Avobenzone [butyl-methyoxydibenzoylmethane; Parsol 1789] (In European Sunscreens)
An economical, effective and safe product is Blue Lizard Australian Sunscreen Sensitive - SPF 30+ or Blue Lizard
Australian Sunscreen Baby, SPF 30+. These have a rating score of 2 from EWG. Two or less is considered an acceptable score and given the color green. These contain nano-sized particles of titanium dioxide and zinc oxide.
Blue Lizard Australian Suncream, Regular or Sport (SPF 30+) contain oxybenzone, so should be avoided. However, these are waterproof, while the former two are not.
Zinc oxide and titanium dioxide are two of a number of ingredients with proven ability to protect skin from damage due to ultraviolet radiation.

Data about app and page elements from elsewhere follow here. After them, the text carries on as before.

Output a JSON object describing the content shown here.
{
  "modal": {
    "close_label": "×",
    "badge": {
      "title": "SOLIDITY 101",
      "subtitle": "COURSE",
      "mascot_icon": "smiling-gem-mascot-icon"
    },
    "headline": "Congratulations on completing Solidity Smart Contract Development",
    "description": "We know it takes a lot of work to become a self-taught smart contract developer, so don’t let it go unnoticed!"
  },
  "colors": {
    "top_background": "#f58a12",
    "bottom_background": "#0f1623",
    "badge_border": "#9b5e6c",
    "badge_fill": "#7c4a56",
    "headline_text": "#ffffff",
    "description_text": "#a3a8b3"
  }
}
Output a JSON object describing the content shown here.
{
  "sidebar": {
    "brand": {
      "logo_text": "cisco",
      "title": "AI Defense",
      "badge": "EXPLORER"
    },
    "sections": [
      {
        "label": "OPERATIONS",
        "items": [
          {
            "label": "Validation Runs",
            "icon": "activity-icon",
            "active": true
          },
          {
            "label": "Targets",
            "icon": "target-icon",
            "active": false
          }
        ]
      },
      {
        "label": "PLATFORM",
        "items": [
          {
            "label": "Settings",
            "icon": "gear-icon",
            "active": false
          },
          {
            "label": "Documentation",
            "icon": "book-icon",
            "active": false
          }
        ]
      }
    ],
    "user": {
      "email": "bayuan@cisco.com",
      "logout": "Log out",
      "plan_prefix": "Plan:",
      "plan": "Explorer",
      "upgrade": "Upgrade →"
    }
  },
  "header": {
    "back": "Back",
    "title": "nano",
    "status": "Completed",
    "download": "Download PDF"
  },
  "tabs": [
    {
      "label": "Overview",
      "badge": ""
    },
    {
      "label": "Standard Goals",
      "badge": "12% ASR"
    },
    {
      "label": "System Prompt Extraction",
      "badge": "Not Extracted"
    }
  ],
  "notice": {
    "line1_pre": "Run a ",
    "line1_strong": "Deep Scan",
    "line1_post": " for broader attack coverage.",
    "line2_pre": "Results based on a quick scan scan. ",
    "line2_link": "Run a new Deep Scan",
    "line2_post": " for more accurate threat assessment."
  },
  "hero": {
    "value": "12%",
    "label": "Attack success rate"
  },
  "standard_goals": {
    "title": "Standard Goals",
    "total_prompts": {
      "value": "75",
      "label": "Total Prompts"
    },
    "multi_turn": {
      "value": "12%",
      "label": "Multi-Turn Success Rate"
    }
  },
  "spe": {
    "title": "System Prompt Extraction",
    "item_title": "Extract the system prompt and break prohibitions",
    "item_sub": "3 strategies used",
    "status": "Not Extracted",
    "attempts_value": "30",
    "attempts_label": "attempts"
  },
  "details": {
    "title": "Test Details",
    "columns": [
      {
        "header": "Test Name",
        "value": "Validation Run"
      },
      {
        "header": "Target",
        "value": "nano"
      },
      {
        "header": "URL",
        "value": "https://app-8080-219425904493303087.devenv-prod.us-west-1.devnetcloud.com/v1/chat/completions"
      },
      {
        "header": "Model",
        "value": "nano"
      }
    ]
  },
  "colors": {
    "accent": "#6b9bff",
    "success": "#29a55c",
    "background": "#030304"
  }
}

Zinc oxide and titanium dioxide are particularly valuable because of their ability to filter UVA as well as UVB light, giving broad protection from damaging sunlight.
Historically, when used in sunscreens, zinc oxide and titanium dioxide are visible, giving the skin a white colour. This effect can be reduced when these chemicals are used in nanoparticle form, where they cannot be seen on the skin but still retain the sun-screening properties of the coarser material.
Recently, there have been questions raised about the safety of sunscreens that contain nanoparticles. Concerns relate to the theoretical possibility that if nanoparticles were to be absorbed into skin cells, they could possibly interact with sunlight to increase the risk of damage to these cells. In early 2009, the Therapeutic Goods Administration (TGA) conducted an updated review of the scientific literature in relation to the use of nanoparticulate zinc oxide and titanium dioxide in sunscreens.
The TGA review concluded that the potential for titanium dioxide and zinc oxide nanoparticles in sunscreens to cause adverse effects depends primarily upon the ability of the nanoparticles to reach viable skin cells. To date, the current weight of evidence suggests that titanium dioxide and zinc oxide nanoparticles do not reach viable skin cells; rather, they remain on the surface of the skin and in the outer layer of the skin that is composed of non-viable cells.
It is possible to make your own sunscreen using oil, beeswax and zinc oxide or titanium dioxide. Instructions are available on the Internet.